WHAT YOU HAVE TO DO:
Search the data below for the string "Discount" and copy all lines where it shows up.

SUPPLIED MATERIAL:
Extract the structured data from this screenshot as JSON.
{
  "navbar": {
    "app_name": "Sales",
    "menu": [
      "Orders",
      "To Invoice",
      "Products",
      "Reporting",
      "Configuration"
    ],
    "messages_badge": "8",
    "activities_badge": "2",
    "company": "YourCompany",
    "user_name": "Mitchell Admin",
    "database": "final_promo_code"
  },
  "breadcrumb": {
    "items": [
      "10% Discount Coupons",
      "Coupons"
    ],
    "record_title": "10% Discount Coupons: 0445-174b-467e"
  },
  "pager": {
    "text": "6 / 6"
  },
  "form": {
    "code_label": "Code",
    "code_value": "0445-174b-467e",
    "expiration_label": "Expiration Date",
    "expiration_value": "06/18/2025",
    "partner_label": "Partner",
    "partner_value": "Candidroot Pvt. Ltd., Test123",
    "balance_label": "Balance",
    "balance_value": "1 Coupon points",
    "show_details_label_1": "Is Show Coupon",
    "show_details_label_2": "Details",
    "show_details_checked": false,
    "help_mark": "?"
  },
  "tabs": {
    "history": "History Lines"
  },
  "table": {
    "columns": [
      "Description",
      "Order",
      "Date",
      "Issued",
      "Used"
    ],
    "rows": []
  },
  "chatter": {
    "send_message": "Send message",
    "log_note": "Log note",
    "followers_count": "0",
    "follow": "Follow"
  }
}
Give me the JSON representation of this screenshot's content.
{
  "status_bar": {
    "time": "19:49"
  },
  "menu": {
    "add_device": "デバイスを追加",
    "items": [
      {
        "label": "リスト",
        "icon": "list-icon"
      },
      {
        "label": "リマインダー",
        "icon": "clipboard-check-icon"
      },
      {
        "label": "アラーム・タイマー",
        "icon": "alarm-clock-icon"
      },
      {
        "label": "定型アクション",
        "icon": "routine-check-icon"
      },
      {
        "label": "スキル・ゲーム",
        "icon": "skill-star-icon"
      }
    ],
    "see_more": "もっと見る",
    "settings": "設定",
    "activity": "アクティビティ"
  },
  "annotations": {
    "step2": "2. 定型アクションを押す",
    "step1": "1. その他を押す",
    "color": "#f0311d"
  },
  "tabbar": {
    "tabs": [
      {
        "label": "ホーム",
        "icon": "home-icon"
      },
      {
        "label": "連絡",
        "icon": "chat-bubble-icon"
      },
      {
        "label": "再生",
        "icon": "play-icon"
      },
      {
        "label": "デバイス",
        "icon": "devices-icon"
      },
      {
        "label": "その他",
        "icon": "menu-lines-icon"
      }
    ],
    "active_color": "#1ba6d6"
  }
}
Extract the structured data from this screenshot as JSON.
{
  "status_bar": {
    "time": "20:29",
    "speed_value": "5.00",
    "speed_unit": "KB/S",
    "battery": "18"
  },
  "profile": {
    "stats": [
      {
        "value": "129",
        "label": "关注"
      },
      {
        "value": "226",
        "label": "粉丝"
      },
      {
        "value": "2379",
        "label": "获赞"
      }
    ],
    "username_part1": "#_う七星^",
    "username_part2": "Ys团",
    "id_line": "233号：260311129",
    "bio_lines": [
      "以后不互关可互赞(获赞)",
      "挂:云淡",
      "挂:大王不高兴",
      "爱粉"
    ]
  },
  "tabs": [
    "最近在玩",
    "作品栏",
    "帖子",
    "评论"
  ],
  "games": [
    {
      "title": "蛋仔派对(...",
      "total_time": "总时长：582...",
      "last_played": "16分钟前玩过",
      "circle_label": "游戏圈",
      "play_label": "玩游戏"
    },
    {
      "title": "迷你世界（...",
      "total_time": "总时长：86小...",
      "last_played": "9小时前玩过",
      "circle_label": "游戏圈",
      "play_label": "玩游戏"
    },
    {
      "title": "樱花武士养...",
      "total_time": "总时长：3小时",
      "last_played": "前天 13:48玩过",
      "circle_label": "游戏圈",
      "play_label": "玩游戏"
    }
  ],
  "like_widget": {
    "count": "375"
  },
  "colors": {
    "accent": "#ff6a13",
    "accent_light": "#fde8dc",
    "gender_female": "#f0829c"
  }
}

YOUR RESPONSE:
      "10% Discount Coupons",
    "record_title": "10% Discount Coupons: 0445-174b-467e"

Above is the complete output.